Look through the listing below, and wherever a line has the string "mocha", pull it out.

——

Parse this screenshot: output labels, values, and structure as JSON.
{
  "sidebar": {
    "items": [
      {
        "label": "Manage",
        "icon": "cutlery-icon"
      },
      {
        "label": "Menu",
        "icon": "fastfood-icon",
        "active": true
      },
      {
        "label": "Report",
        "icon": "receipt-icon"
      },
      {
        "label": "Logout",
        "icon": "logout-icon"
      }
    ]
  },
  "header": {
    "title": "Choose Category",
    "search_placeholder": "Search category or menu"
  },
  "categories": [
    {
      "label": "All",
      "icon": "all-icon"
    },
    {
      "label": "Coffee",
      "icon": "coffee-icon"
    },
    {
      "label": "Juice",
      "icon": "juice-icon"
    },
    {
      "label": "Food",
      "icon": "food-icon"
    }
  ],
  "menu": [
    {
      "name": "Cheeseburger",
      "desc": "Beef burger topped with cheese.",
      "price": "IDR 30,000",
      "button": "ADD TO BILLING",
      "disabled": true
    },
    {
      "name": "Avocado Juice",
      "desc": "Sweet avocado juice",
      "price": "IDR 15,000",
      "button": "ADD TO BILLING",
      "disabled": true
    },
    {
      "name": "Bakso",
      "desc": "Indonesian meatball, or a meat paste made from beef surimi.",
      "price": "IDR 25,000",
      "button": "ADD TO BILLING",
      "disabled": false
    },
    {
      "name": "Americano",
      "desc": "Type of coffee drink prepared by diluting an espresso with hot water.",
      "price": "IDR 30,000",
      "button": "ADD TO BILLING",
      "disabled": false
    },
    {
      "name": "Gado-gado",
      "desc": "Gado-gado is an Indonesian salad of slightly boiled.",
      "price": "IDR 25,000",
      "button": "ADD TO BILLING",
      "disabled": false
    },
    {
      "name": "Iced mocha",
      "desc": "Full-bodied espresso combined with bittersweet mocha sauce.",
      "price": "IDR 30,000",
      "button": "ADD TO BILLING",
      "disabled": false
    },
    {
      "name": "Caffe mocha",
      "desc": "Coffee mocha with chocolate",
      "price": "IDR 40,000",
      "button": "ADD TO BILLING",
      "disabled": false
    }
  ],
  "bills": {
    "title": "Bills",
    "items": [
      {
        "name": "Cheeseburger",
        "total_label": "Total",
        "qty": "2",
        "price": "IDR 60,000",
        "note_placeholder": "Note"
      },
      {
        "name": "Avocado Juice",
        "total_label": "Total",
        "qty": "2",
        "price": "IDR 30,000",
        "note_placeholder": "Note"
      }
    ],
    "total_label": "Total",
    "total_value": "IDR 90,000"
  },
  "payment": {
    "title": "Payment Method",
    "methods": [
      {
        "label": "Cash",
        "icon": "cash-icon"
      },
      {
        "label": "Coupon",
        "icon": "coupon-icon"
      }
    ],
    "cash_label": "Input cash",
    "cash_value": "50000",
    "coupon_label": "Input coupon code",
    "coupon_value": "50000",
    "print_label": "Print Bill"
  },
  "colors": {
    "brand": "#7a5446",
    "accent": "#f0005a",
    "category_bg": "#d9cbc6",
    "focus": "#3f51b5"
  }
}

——

▸ **Task answer**:
      "name": "Iced mocha",
      "desc": "Full-bodied espresso combined with bittersweet mocha sauce.",
      "name": "Caffe mocha",
      "desc": "Coffee mocha with chocolate",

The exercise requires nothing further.